The “LibGuide for Film and Media Preservation” is a centralized location tool to serve the needs of beginning professionals working with and managing moving image media, analog and digital, in information environments such as archives, museum and special collections and libraries. In addition, the resource guide is designed as a supplement to graduate students taking relevant course work in library and informational science coursework, such as film and media collections. The LibGuide includes information resources including encyclopedias, dictionaries, and indexes, selected for their coverage across disciplines including varied topics as preservation, conservation and restoration, film history, and librarianship.
This project reports the results of the first nine months of developing linked open data with a small selection of the Whitney’s collection, focusing on the artist and works added to the collection during the founding years (1931-1948) under its first director Juliana Force. It serves as a case study for other institutions interested in developing linked open data projects. This project also demonstrates several practical examples of how linked open data can be used for research and public outreach.
This paper will address the extremely influential role of archives in identity formation processes, and will explore how this asymmetry is magnified when considering marginalized, and specifically stateless, communities.
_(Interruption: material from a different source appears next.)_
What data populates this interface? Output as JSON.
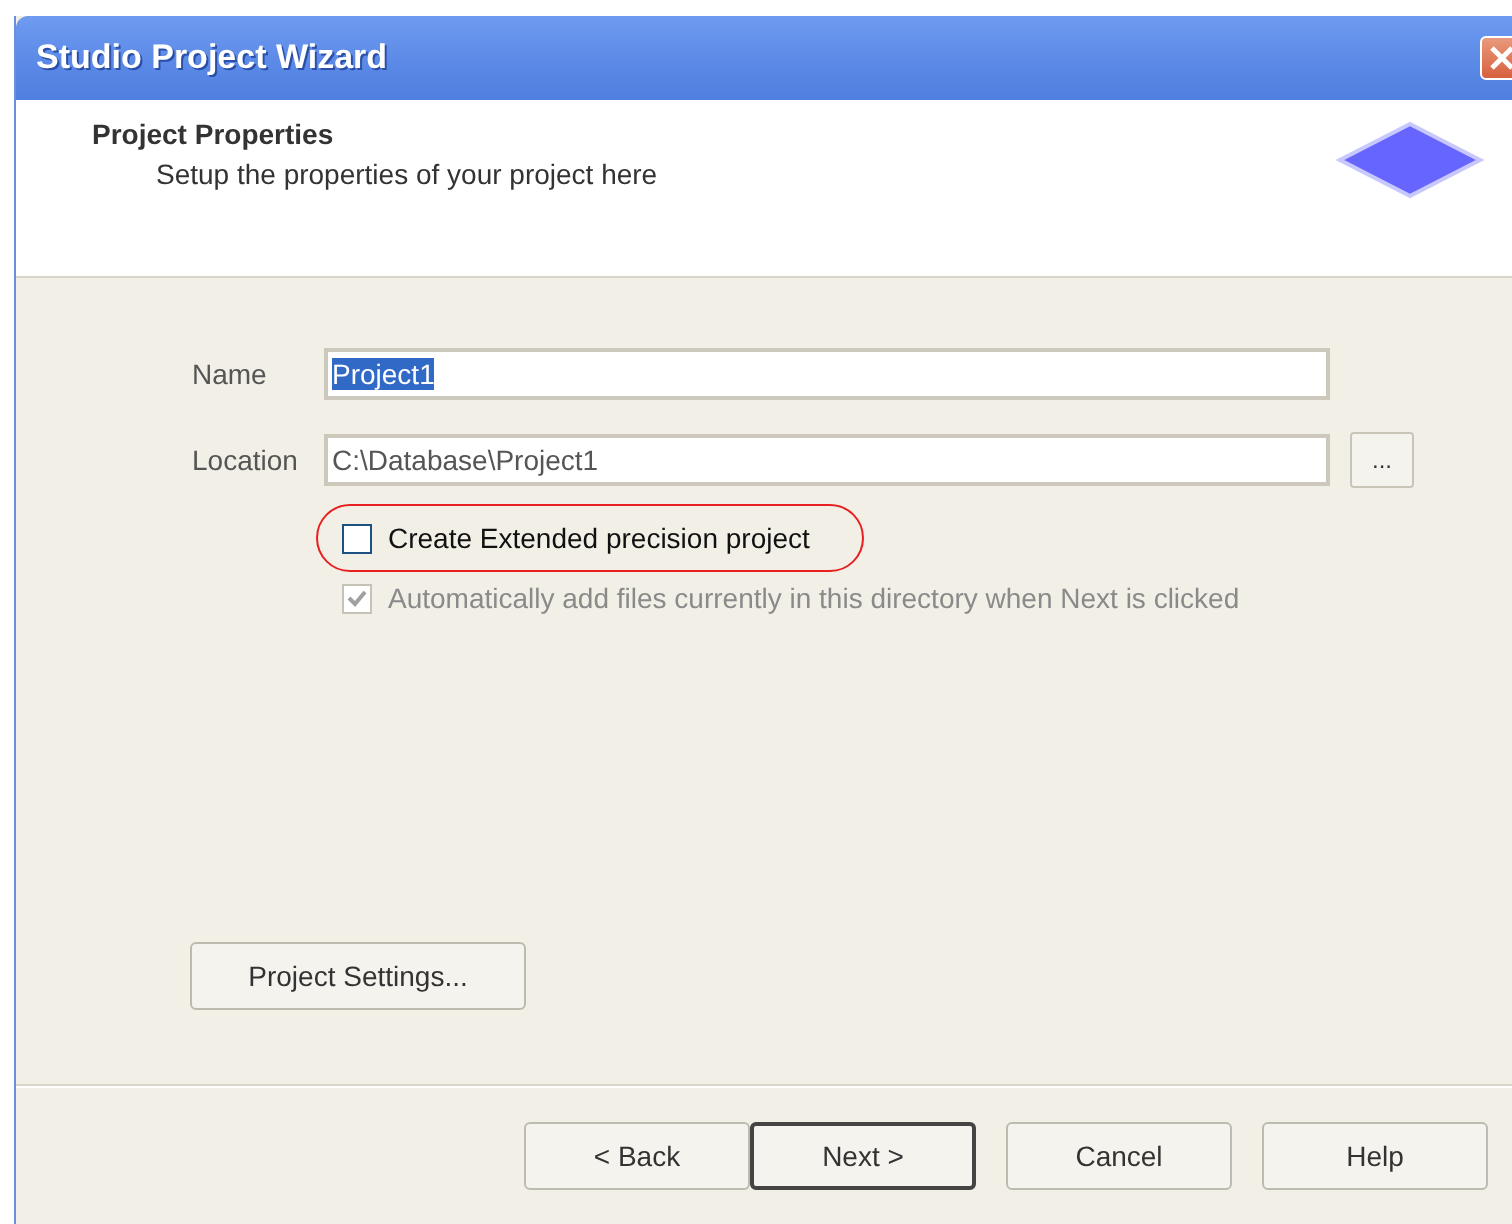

This complex relationship will be further explored as it relates to depictions of Palestinians in two unique digital archives.
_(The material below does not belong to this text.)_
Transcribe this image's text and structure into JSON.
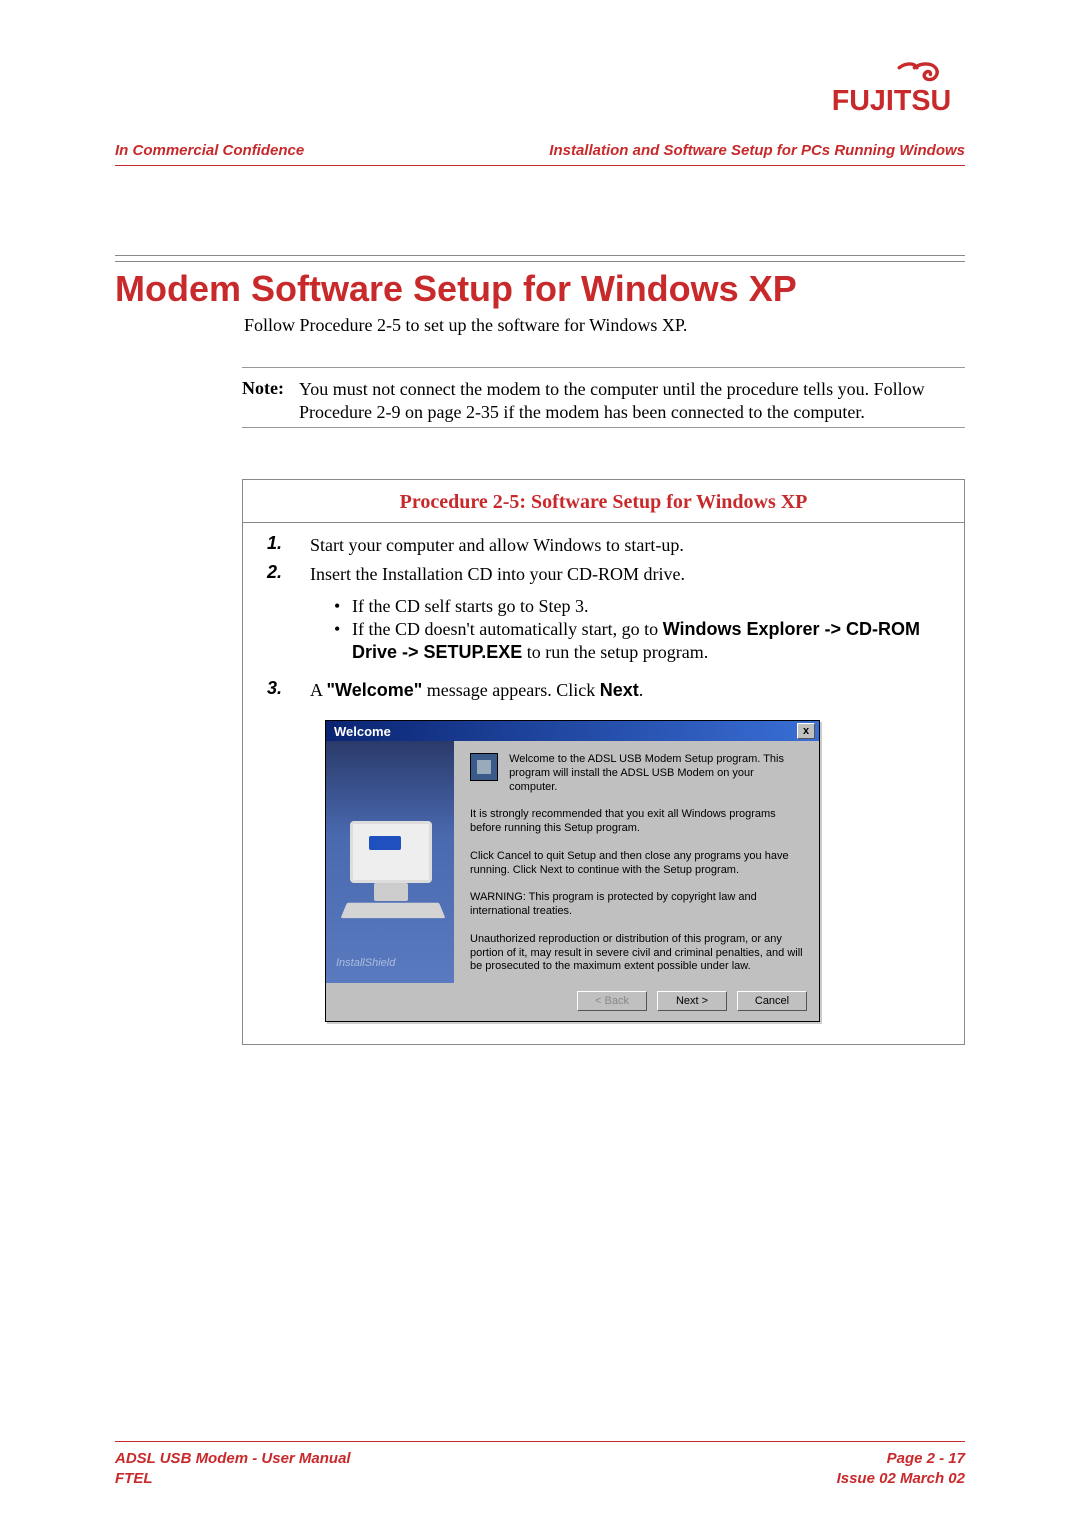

Libraries around the world have been concerned with the digitization of theirmaterials for the past two decades. A digitally available global library is growing, thanks to immense projects like Google Books, and large academic libraries that have been ceaselessly digitizing their materials as new scanning and data storage technologies continue to revolutionize the field. This presents a question of a huge amount of labor—who will do it?
First, I want this paper to shine a light on the actual labor performed by book
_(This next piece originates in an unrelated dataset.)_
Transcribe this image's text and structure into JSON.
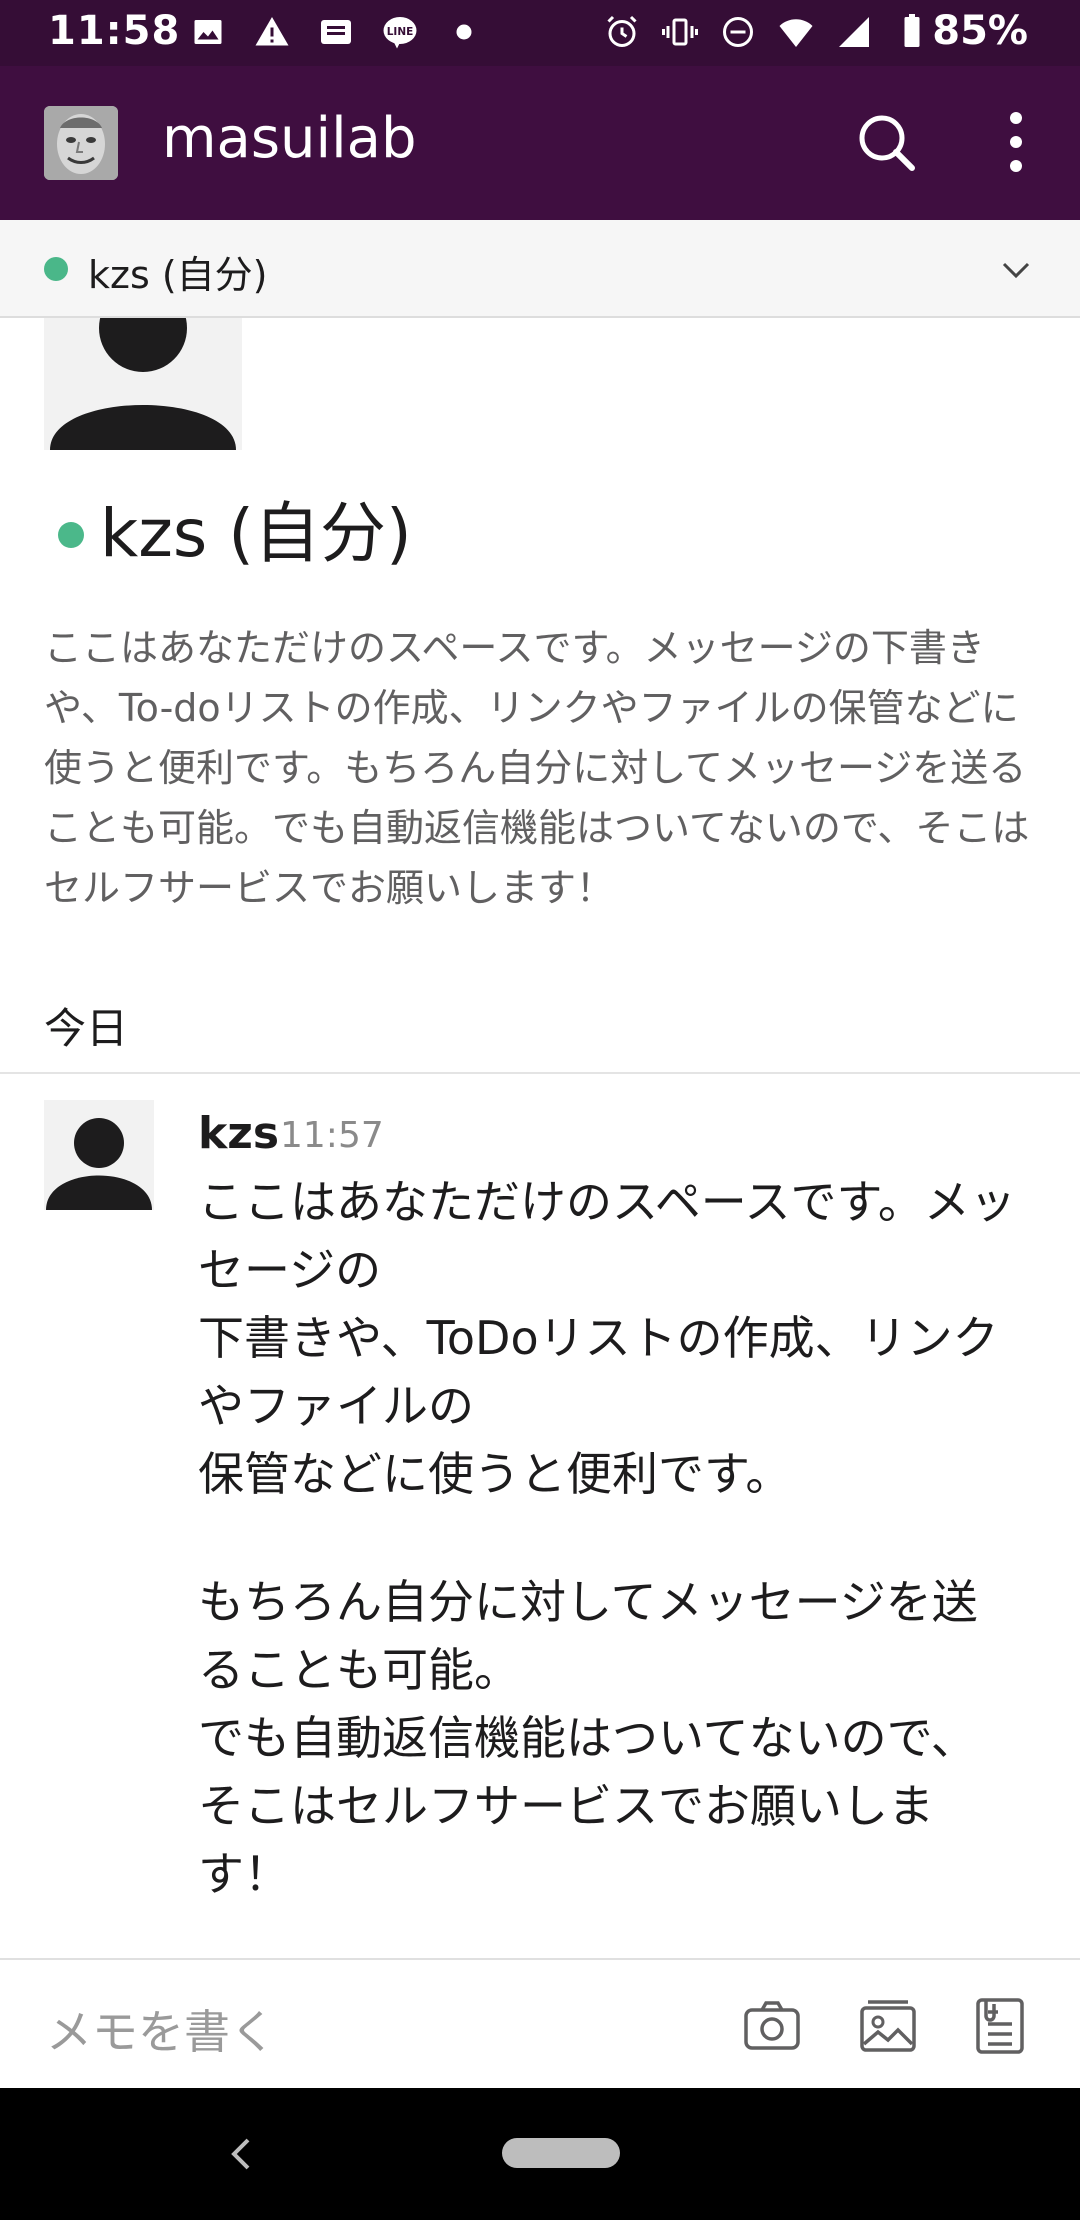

scanners for Google, and for other, smaller, library digitization projects. Manual labor continues to drive technological advancement, whether it’s in Apple’s Chinese factories where women construct iPhones for menial pay, or in Silicon Valley where Google’s scanning team works overnight to digitize the world’s libraries.
Second, I want to reveal the ways in which this labor goes undiscussed, both as
(likely) company policy at Google, and in smaller libraries, public and private, around world. Why does this labor remain hidden? The underground sensation that surrounds the Google’s scanning labor, and the way that the transformative labor of digitization goes unremarked, gets us close to the very old class conflict that is at the center of the new tech economy.
The first section of this paper will look at artist Andrew Norman Wilson’s
findings in his art pieces dealing with Google’s book scanning operations, and what we can know about labor conditions there. I then want to connect those findings to labor in smaller digitization undertakings at academic, public, and private libraries around the country. This leads to a discussion of automated robotic book scanners, and the future of library material digitization in the burgeoning convenience economy.